EXERCISE REQUIREMENTS
Scan the data beneath this task and copy each line that includes "type".

-- EXTRACTED DATA follows --

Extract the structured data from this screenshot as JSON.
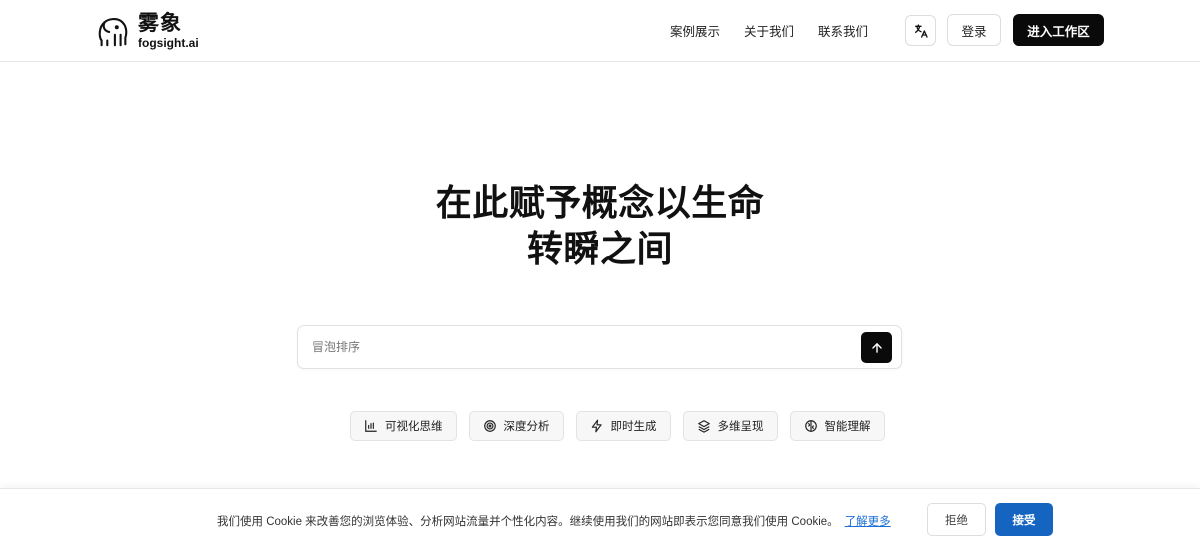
{
  "header": {
    "logo_cn": "雾象",
    "logo_en": "fogsight.ai",
    "nav": [
      {
        "label": "案例展示"
      },
      {
        "label": "关于我们"
      },
      {
        "label": "联系我们"
      }
    ],
    "language_icon": "translate-icon",
    "login_label": "登录",
    "workspace_label": "进入工作区"
  },
  "hero": {
    "line1": "在此赋予概念以生命",
    "line2": "转瞬之间"
  },
  "search": {
    "placeholder": "冒泡排序",
    "submit_icon": "arrow-up-icon"
  },
  "features": [
    {
      "label": "可视化思维",
      "icon": "bar-chart-icon"
    },
    {
      "label": "深度分析",
      "icon": "target-icon"
    },
    {
      "label": "即时生成",
      "icon": "lightning-icon"
    },
    {
      "label": "多维呈现",
      "icon": "layers-icon"
    },
    {
      "label": "智能理解",
      "icon": "brain-icon"
    }
  ],
  "cookie": {
    "message": "我们使用 Cookie 来改善您的浏览体验、分析网站流量并个性化内容。继续使用我们的网站即表示您同意我们使用 Cookie。",
    "link_label": "了解更多",
    "reject_label": "拒绝",
    "accept_label": "接受"
  },
  "colors": {
    "primary_dark": "#0a0a0a",
    "accept_blue": "#1565c0",
    "link_blue": "#1a6fd6"
  }
}
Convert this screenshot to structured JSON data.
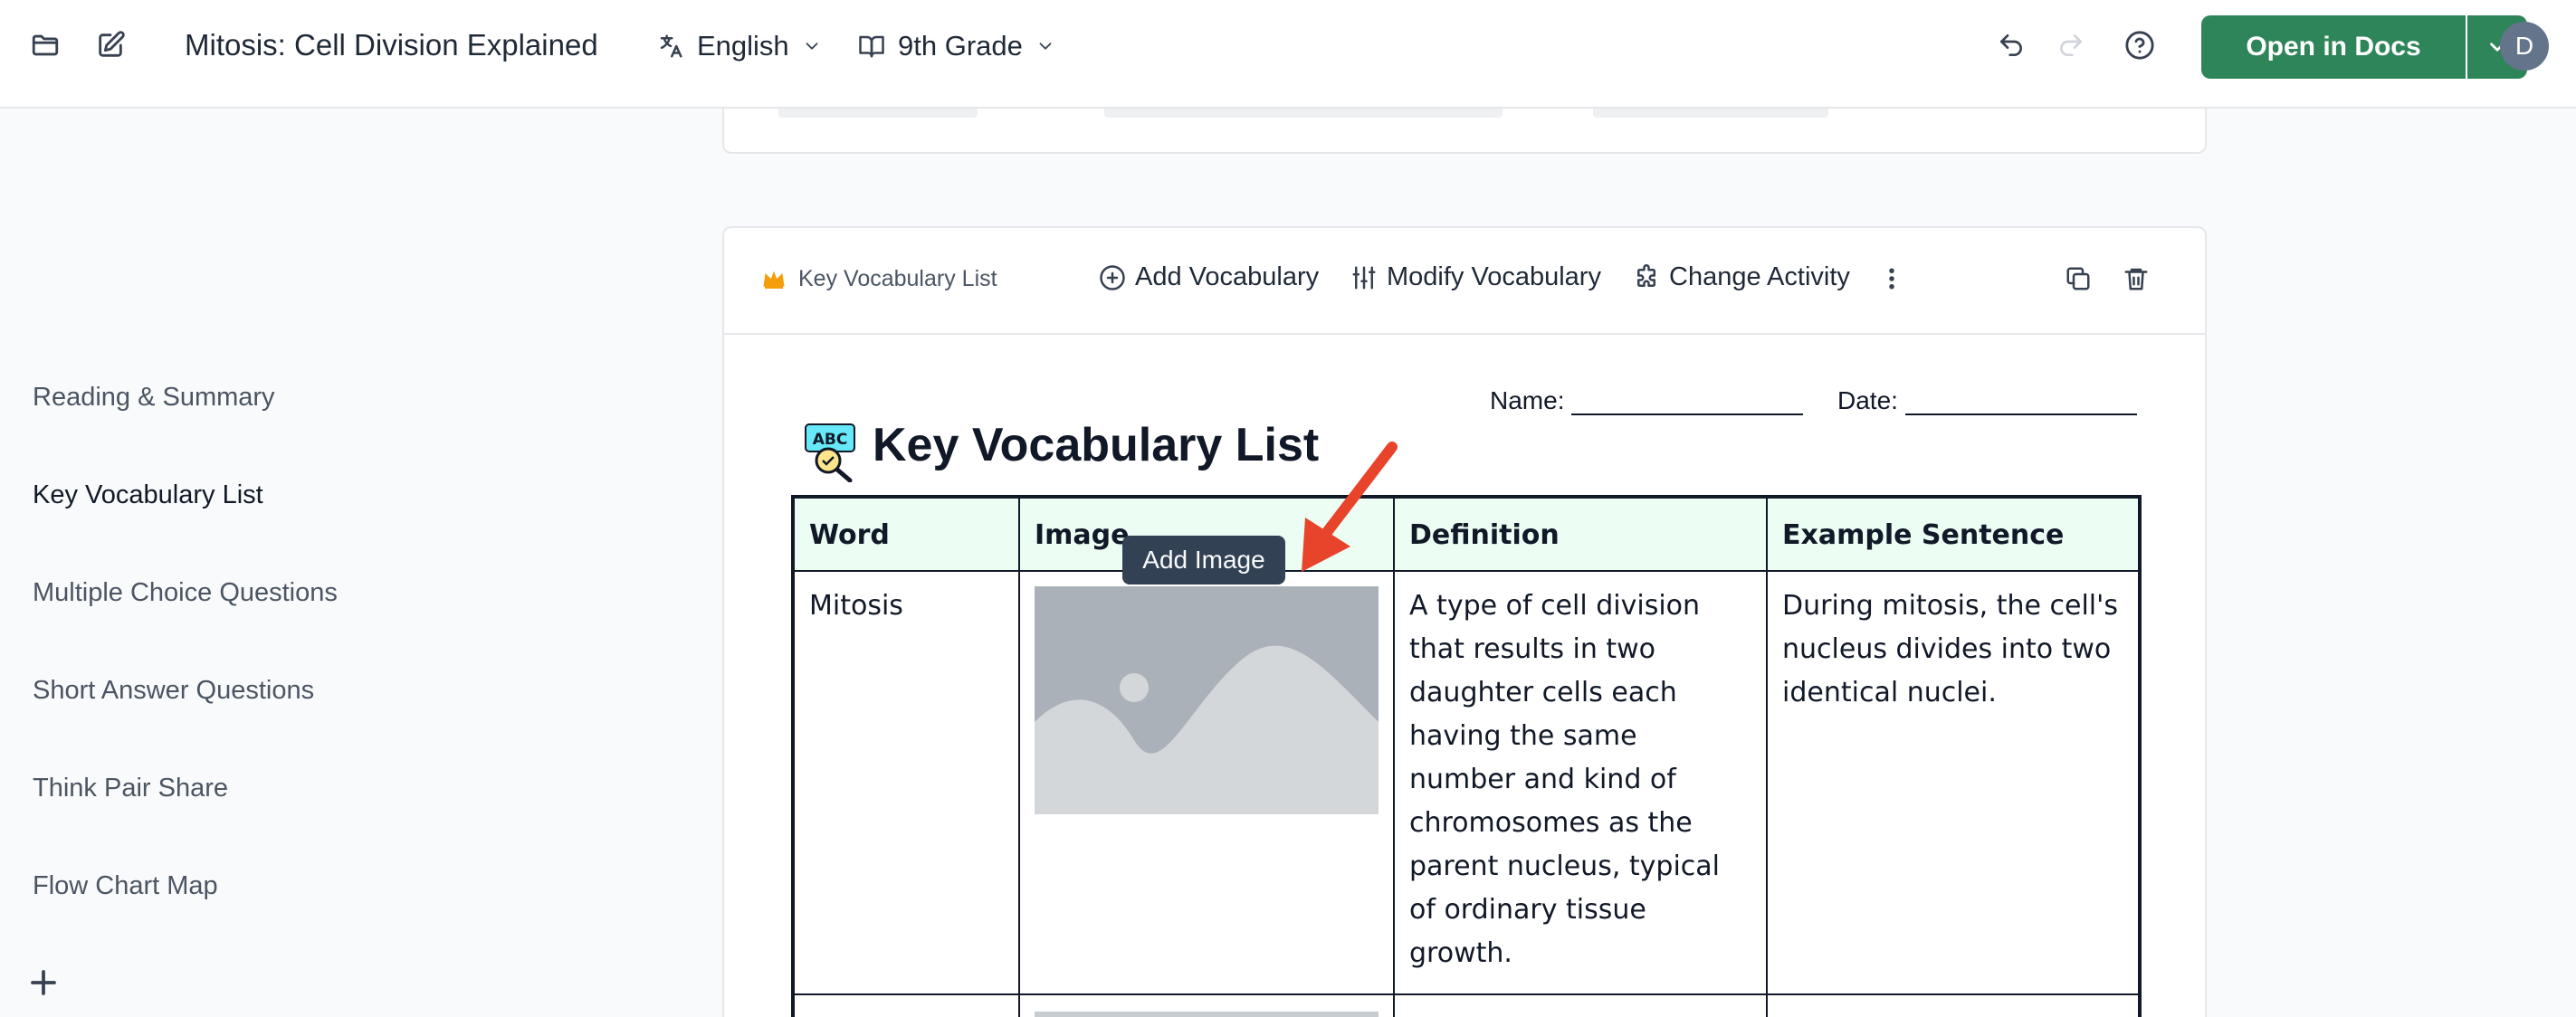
{
  "header": {
    "title": "Mitosis: Cell Division Explained",
    "language": "English",
    "grade": "9th Grade",
    "open_docs_label": "Open in Docs",
    "avatar_initial": "D"
  },
  "sidebar": {
    "items": [
      {
        "label": "Reading & Summary"
      },
      {
        "label": "Key Vocabulary List"
      },
      {
        "label": "Multiple Choice Questions"
      },
      {
        "label": "Short Answer Questions"
      },
      {
        "label": "Think Pair Share"
      },
      {
        "label": "Flow Chart Map"
      }
    ],
    "active": "Key Vocabulary List"
  },
  "card": {
    "label": "Key Vocabulary List",
    "actions": {
      "add": "Add Vocabulary",
      "modify": "Modify Vocabulary",
      "change": "Change Activity"
    }
  },
  "worksheet": {
    "name_label": "Name:",
    "date_label": "Date:",
    "title": "Key Vocabulary List",
    "columns": [
      "Word",
      "Image",
      "Definition",
      "Example Sentence"
    ],
    "rows": [
      {
        "word": "Mitosis",
        "definition": "A type of cell division that results in two daughter cells each having the same number and kind of chromosomes as the parent nucleus, typical of ordinary tissue growth.",
        "example": "During mitosis, the cell's nucleus divides into two identical nuclei."
      }
    ]
  },
  "tooltip": {
    "label": "Add Image"
  },
  "colors": {
    "primary_button": "#2f855a",
    "tooltip_bg": "#334155",
    "annotation_arrow": "#e8432b",
    "table_header_bg": "#ecfdf3"
  }
}
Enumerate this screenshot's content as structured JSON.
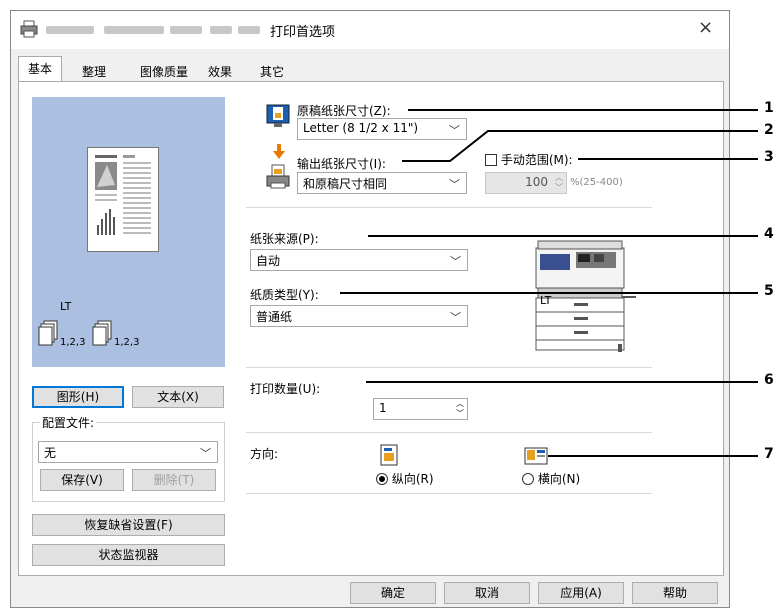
{
  "window": {
    "title": "打印首选项",
    "close_symbol": "×"
  },
  "tabs": [
    "基本",
    "整理",
    "图像质量",
    "效果",
    "其它"
  ],
  "preview": {
    "paper_code": "LT",
    "copies_label_1": "1,2,3",
    "copies_label_2": "1,2,3"
  },
  "view_buttons": {
    "graphic": "图形(H)",
    "text": "文本(X)"
  },
  "profile": {
    "label": "配置文件:",
    "value": "无",
    "save": "保存(V)",
    "delete": "删除(T)"
  },
  "restore_defaults": "恢复缺省设置(F)",
  "status_monitor": "状态监视器",
  "paper": {
    "original_size_label": "原稿纸张尺寸(Z):",
    "original_size_value": "Letter (8 1/2 x 11\")",
    "output_size_label": "输出纸张尺寸(I):",
    "output_size_value": "和原稿尺寸相同",
    "manual_range_label": "手动范围(M):",
    "zoom_value": "100",
    "zoom_range": "%(25-400)"
  },
  "source": {
    "label": "纸张来源(P):",
    "value": "自动"
  },
  "type": {
    "label": "纸质类型(Y):",
    "value": "普通纸"
  },
  "printer_paper_code": "LT",
  "copies": {
    "label": "打印数量(U):",
    "value": "1"
  },
  "orientation": {
    "label": "方向:",
    "portrait": "纵向(R)",
    "landscape": "横向(N)"
  },
  "footer": {
    "ok": "确定",
    "cancel": "取消",
    "apply": "应用(A)",
    "help": "帮助"
  },
  "callouts": [
    "1",
    "2",
    "3",
    "4",
    "5",
    "6",
    "7"
  ],
  "colors": {
    "preview_bg": "#abc0e0",
    "focus": "#0078d7",
    "panel_bg": "#ffffff",
    "dialog_bg": "#f0f0f0"
  }
}
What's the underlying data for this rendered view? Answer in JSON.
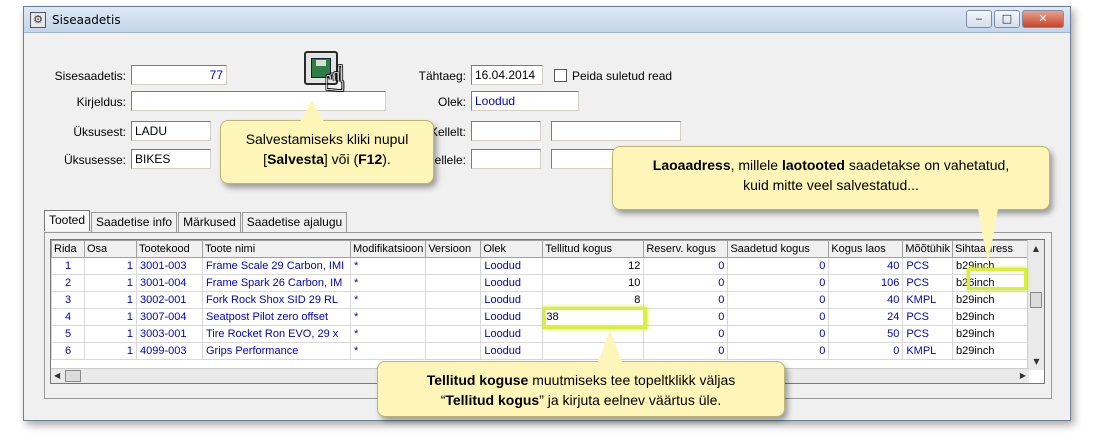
{
  "window": {
    "title": "Siseaadetis",
    "min": "‒",
    "max": "□",
    "close": "✕"
  },
  "form": {
    "sisesaadetis_label": "Sisesaadetis:",
    "sisesaadetis_value": "77",
    "kirjeldus_label": "Kirjeldus:",
    "kirjeldus_value": "",
    "uksusest_label": "Üksusest:",
    "uksusest_value": "LADU",
    "uksusesse_label": "Üksusesse:",
    "uksusesse_value": "BIKES",
    "tahtaeg_label": "Tähtaeg:",
    "tahtaeg_value": "16.04.2014",
    "peida_label": "Peida suletud read",
    "olek_label": "Olek:",
    "olek_value": "Loodud",
    "kellelt_label": "Kellelt:",
    "kellele_label": "Kellele:"
  },
  "tabs": [
    "Tooted",
    "Saadetise info",
    "Märkused",
    "Saadetise ajalugu"
  ],
  "table": {
    "headers": [
      "Rida",
      "Osa",
      "Tootekood",
      "Toote nimi",
      "Modifikatsioon",
      "Versioon",
      "Olek",
      "Tellitud kogus",
      "Reserv. kogus",
      "Saadetud kogus",
      "Kogus laos",
      "Mõõtühik",
      "Sihtaadress"
    ],
    "rows": [
      {
        "rida": "1",
        "osa": "1",
        "kood": "3001-003",
        "nimi": "Frame Scale 29 Carbon, IMI",
        "mod": "*",
        "ver": "",
        "olek": "Loodud",
        "tellitud": "12",
        "reserv": "0",
        "saadetud": "0",
        "laos": "40",
        "yhik": "PCS",
        "siht": "b29inch"
      },
      {
        "rida": "2",
        "osa": "1",
        "kood": "3001-004",
        "nimi": "Frame Spark 26 Carbon, IM",
        "mod": "*",
        "ver": "",
        "olek": "Loodud",
        "tellitud": "10",
        "reserv": "0",
        "saadetud": "0",
        "laos": "106",
        "yhik": "PCS",
        "siht": "b26inch"
      },
      {
        "rida": "3",
        "osa": "1",
        "kood": "3002-001",
        "nimi": "Fork Rock Shox SID 29 RL",
        "mod": "*",
        "ver": "",
        "olek": "Loodud",
        "tellitud": "8",
        "reserv": "0",
        "saadetud": "0",
        "laos": "40",
        "yhik": "KMPL",
        "siht": "b29inch"
      },
      {
        "rida": "4",
        "osa": "1",
        "kood": "3007-004",
        "nimi": "Seatpost Pilot zero offset",
        "mod": "*",
        "ver": "",
        "olek": "Loodud",
        "tellitud": "38",
        "reserv": "0",
        "saadetud": "0",
        "laos": "24",
        "yhik": "PCS",
        "siht": "b29inch"
      },
      {
        "rida": "5",
        "osa": "1",
        "kood": "3003-001",
        "nimi": "Tire Rocket Ron EVO, 29 x",
        "mod": "*",
        "ver": "",
        "olek": "Loodud",
        "tellitud": "",
        "reserv": "0",
        "saadetud": "0",
        "laos": "50",
        "yhik": "PCS",
        "siht": "b29inch"
      },
      {
        "rida": "6",
        "osa": "1",
        "kood": "4099-003",
        "nimi": "Grips Performance",
        "mod": "*",
        "ver": "",
        "olek": "Loodud",
        "tellitud": "",
        "reserv": "0",
        "saadetud": "0",
        "laos": "0",
        "yhik": "KMPL",
        "siht": "b29inch"
      }
    ]
  },
  "callouts": {
    "save_1": "Salvestamiseks kliki nupul",
    "save_2a": "[",
    "save_2b": "Salvesta",
    "save_2c": "] või (",
    "save_2d": "F12",
    "save_2e": ").",
    "addr_bold1": "Laoaadress",
    "addr_mid": ", millele ",
    "addr_bold2": "laotooted",
    "addr_rest": " saadetakse on vahetatud,",
    "addr_line2": "kuid mitte veel salvestatud...",
    "qty_bold": "Tellitud koguse",
    "qty_rest": " muutmiseks tee topeltklikk väljas",
    "qty_q1": "“",
    "qty_bold2": "Tellitud kogus",
    "qty_q2": "” ja kirjuta eelnev väärtus üle."
  }
}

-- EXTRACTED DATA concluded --

RESPONSE BOX
        "definition": "A type of cell division that results in two daughter cells each having the same number and kind of chromosomes as the parent nucleus, typical of ordinary tissue growth.",
  "type": {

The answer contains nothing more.